The Address | Benghazi – Libya
LONDON – The brother of the Manchester Arena bomber, who is accused of helping to mastermind the terror attack, has denied any involvement, saying he was devastated that innocent people were murdered, a court has heard.
Hashem Abedi denied subscribing to extremist views and condemned his brother, Salman, saying he could not comprehend how he committed such a “devastating attack, taking not only his own life but that of 22 others and injuring many more”.
The jury were told that Abedi refused to answer police when he was questioned for the first time around a month after he was extradited from Libya to the UK last summer.
However, in a written statement the former Burnage high school pupil denied any involvement in the attack saying he had no part in its instigation or preparation.
“I was shocked my brother had done this and felt bad for everybody. I could never have envisaged that my brother had it in him to to do this to innocent people.”
Abedi, now 22, described himself as a practising Muslim who from time to time wore traditional clothing but denied subscribing to extremist views, distancing himself from the terror organisation Islamic State. However, he accepted he had asked various individuals to buy sulphuric acid, a key ingredient for explosives, on behalf of his brother.
“I asked him why he was getting it from different people and he told me it was because companies have a maximum limit they can sell,” he said.
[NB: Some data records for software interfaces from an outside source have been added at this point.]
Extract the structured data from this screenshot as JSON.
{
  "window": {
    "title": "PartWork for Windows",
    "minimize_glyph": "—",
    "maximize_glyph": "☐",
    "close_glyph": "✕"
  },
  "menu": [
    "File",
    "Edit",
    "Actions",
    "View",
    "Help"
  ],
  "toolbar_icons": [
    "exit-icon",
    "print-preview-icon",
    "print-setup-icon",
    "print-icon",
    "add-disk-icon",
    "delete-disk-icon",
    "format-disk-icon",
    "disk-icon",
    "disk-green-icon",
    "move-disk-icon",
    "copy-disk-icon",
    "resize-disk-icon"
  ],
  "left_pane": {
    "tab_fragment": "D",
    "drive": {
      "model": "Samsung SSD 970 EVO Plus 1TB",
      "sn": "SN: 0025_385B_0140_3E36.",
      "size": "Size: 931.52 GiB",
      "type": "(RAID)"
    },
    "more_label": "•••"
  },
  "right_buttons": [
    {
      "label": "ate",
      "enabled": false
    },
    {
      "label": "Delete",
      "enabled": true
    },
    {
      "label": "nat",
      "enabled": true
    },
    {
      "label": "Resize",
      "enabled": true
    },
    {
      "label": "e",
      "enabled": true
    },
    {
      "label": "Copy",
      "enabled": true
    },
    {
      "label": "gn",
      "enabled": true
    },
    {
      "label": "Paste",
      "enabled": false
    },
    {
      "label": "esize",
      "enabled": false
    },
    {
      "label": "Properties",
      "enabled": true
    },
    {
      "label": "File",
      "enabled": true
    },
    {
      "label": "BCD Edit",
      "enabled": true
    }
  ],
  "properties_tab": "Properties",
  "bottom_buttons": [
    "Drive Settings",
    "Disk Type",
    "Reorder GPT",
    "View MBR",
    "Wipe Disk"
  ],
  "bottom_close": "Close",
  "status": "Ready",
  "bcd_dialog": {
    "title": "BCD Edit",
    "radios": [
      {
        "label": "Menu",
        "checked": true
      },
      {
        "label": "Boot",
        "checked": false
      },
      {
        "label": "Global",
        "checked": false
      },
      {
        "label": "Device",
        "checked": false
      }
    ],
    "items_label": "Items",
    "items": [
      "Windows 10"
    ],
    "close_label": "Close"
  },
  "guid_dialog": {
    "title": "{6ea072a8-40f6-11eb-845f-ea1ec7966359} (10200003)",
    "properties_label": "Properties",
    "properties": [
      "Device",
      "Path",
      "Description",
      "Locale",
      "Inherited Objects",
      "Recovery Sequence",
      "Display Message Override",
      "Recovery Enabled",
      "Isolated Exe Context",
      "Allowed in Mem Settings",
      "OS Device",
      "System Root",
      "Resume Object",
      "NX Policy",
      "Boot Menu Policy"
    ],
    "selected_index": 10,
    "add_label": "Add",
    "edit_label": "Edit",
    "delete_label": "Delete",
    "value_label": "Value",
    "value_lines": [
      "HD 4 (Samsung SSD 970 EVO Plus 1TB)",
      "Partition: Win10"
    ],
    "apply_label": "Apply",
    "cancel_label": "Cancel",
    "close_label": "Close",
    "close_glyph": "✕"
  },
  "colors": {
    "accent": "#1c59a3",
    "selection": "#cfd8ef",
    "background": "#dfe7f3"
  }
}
The Manchester-born college student, who had been in Libya in the weeks leading up the blast, went on to say the past two years had been a difficult time for him after being tortured by Libyan militia. Abedi was arrested in Libya, the day after the atrocity, before being sent back to the UK to face police questions amid prosecution claims he was complicit in sourcing and stockpiling components for the bomb.
“I have been held in a very small dark cell for two years and two months. I have also been tortured. I am relieved to be back in the UK and wish to assist in this investigation as much as I can,” he added.
However, during the course of opening the trial at the Old Bailey, Duncan Penny QC, prosecuting, put Abedi at centre stage of orchestrating the attack with his brother and said his connection could not be clearer in this “most monstrous of projects”.
The court has previously heard how the brothers allegedly duped friends and associates into helping to buy chemical components for the bomb, while switching vehicles and phones to ensure their actions went undetected. They used an empty house to take delivery of the chemicals ordered on Amazon, using others’ bank details and fake emails, it was alleged.
During Friday morning’s testimony the jury was also shown chilling footage of Salman’s final moments.
As soon as the suicide bomber touched down at Manchester airport he was shown methodically making the final preparations for the attack, carrying out a number of reconnaissance missions to the music venue, where he would eventually detonate his lethal home-made bomb.
On the evening of the attack he visited the arena once again, before returning to his rented city centre flat, making a number of phone calls to an unknown Libyan number and then waiting to strike.
Stills from the night showed the 22-year-old carrying a rucksack and silently watching and waiting in the City Room – an assembly point for concert-goers and their families – for an hour before eventually detonating his device.
The explosive was packed with screws and bolts for shrapnel and detonated at the exact moment when thousands of men, women and children streamed out at the end of an Ariana Grande concert at just after 10.30pm on 22 May 2017.
Moments after seeing the footage the courtroom went silent as individual pen portraits detailing the deaths of the 22 people who were murdered were read out, one by one. Nineteen of them died immediately at the scene.
As the harrowing details of mothers trying to help their dying children and others desperately trying to provide first aid were recalled, family members were comforted in the courtroom as Abedi stared straight ahead in the dock.
Abedi denies the murder of 22 people aged between eight and 51, as well as attempted murder and conspiring with his brother to cause explosions.
The trial continues.